Integrative Health emphasizes mindful awareness and self-care, in addition to excellent professional care by a skilled team.  The Circle of Health highlights that Nutrition is one of several important aspects of self-care, along with Surroundings, Personal Development, Recharge, Spirit and Soul, Mind and Emotions, Physical Activity, and Family Friends, and Co-workers.

An Integrative Health approach to nutrition also incorporates complementary and integrative approaches  to prevent or improve acute and chronic symptoms related to cardiovascular disease, diabetes, gastrointestinal diseases, mental health, and chronic pain.  Nutrition is a vast area, and while this overview cannot cover every option a person can consider, it provides a starting place, building on the material provided in Chapter 8 of the Passport to Whole Health.  Whether someone chooses to add in a food or food group, remove something from their diet, or change a behavior, focusing on nutrition can have a profound impact on health. The narrative below shows what a Integrative Health visit could look like and how to apply the latest research on dietary recommendations.

Key Points

  • The Standard American Diet (SAD) does not provide us with optimal nutrients.  Poor eating habits associated with this diet have a profound impact on our health.
  • Clinicians should individualize care to meet people where they are at; even small changes can lead to good results.
  • People often are put off by the word “diet.”  This overview focuses on a number of “eating plans” that are popularly followed, noting pros and cons for several of them.  Remember, a plan is more likely to succeed if a person persists; tying in the benefits of healthy eating to what really matters to a person can be extremely helpful.  Be cautious when it comes to fad diets. 
  • Enlist the assistance of dietitians as part of the Integrative Health care team.  They can be an incredible resource.
  • When it comes to food safety, pay attention to the Dirty Dozen™ and Clean 15™ guidelines on the Environmental Working Group website.

Please see the downloads section for more detailed clinician and patient information.

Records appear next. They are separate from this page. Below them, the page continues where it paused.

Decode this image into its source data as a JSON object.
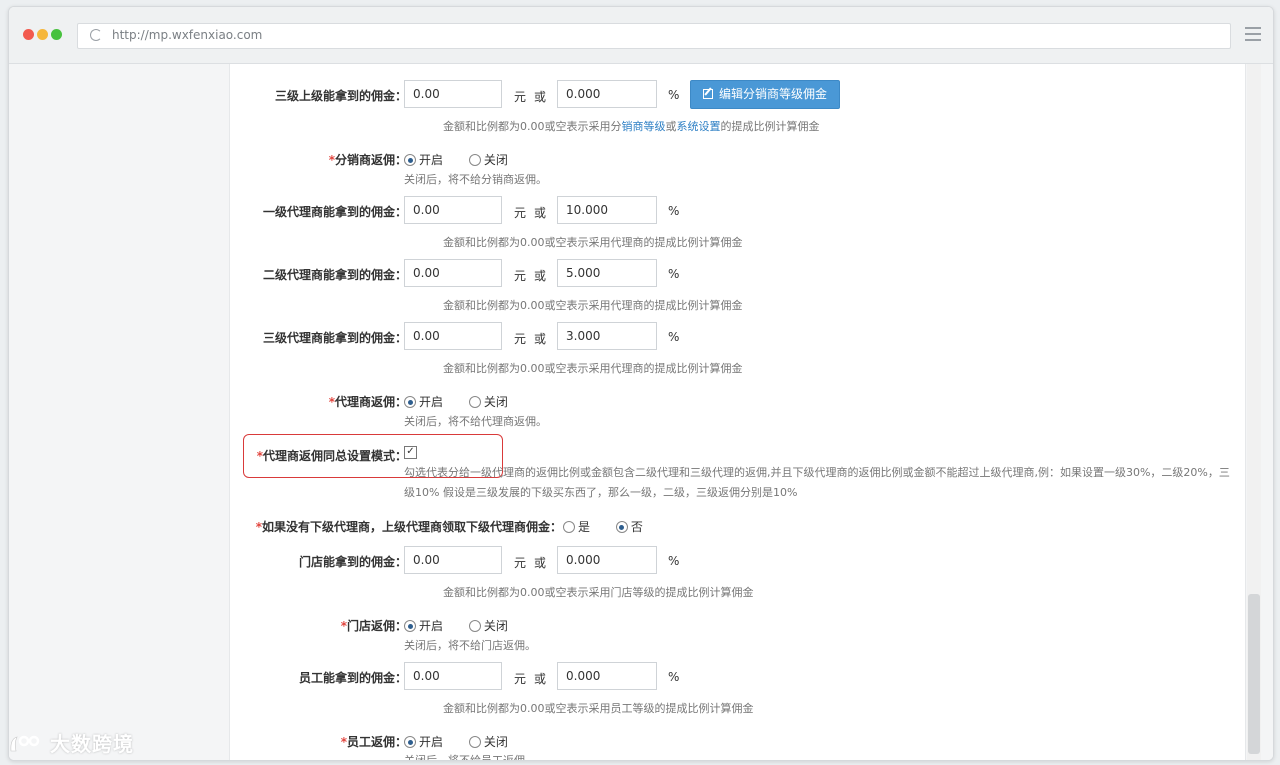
{
  "browser": {
    "url": "http://mp.wxfenxiao.com"
  },
  "units": {
    "yuan": "元",
    "or": "或",
    "percent": "%"
  },
  "tier3_upline": {
    "label": "三级上级能拿到的佣金：",
    "amount": "0.00",
    "percent": "0.000",
    "edit_button": "编辑分销商等级佣金",
    "hint_pre": "金额和比例都为0.00或空表示采用分",
    "hint_link1": "销商等级",
    "hint_mid": "或",
    "hint_link2": "系统设置",
    "hint_post": "的提成比例计算佣金"
  },
  "distributor_rebate": {
    "label": "分销商返佣：",
    "opt_on": "开启",
    "opt_off": "关闭",
    "hint": "关闭后，将不给分销商返佣。"
  },
  "agent1": {
    "label": "一级代理商能拿到的佣金：",
    "amount": "0.00",
    "percent": "10.000",
    "hint": "金额和比例都为0.00或空表示采用代理商的提成比例计算佣金"
  },
  "agent2": {
    "label": "二级代理商能拿到的佣金：",
    "amount": "0.00",
    "percent": "5.000",
    "hint": "金额和比例都为0.00或空表示采用代理商的提成比例计算佣金"
  },
  "agent3": {
    "label": "三级代理商能拿到的佣金：",
    "amount": "0.00",
    "percent": "3.000",
    "hint": "金额和比例都为0.00或空表示采用代理商的提成比例计算佣金"
  },
  "agent_rebate": {
    "label": "代理商返佣：",
    "opt_on": "开启",
    "opt_off": "关闭",
    "hint": "关闭后，将不给代理商返佣。"
  },
  "agent_total_mode": {
    "label": "代理商返佣同总设置模式：",
    "checked_glyph": "✓",
    "description": "勾选代表分给一级代理商的返佣比例或金额包含二级代理和三级代理的返佣,并且下级代理商的返佣比例或金额不能超过上级代理商,例：如果设置一级30%，二级20%，三级10% 假设是三级发展的下级买东西了，那么一级，二级，三级返佣分别是10%"
  },
  "no_subagent": {
    "label": "如果没有下级代理商，上级代理商领取下级代理商佣金：",
    "opt_yes": "是",
    "opt_no": "否"
  },
  "store": {
    "label": "门店能拿到的佣金：",
    "amount": "0.00",
    "percent": "0.000",
    "hint": "金额和比例都为0.00或空表示采用门店等级的提成比例计算佣金"
  },
  "store_rebate": {
    "label": "门店返佣：",
    "opt_on": "开启",
    "opt_off": "关闭",
    "hint": "关闭后，将不给门店返佣。"
  },
  "staff": {
    "label": "员工能拿到的佣金：",
    "amount": "0.00",
    "percent": "0.000",
    "hint": "金额和比例都为0.00或空表示采用员工等级的提成比例计算佣金"
  },
  "staff_rebate": {
    "label": "员工返佣：",
    "opt_on": "开启",
    "opt_off": "关闭",
    "hint": "关闭后，将不给员工返佣。"
  },
  "watermark": {
    "text": "大数跨境"
  }
}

Disclaimer: This information is for general education. Please work with your health care practitioner to use it in the best way possible to promote your health.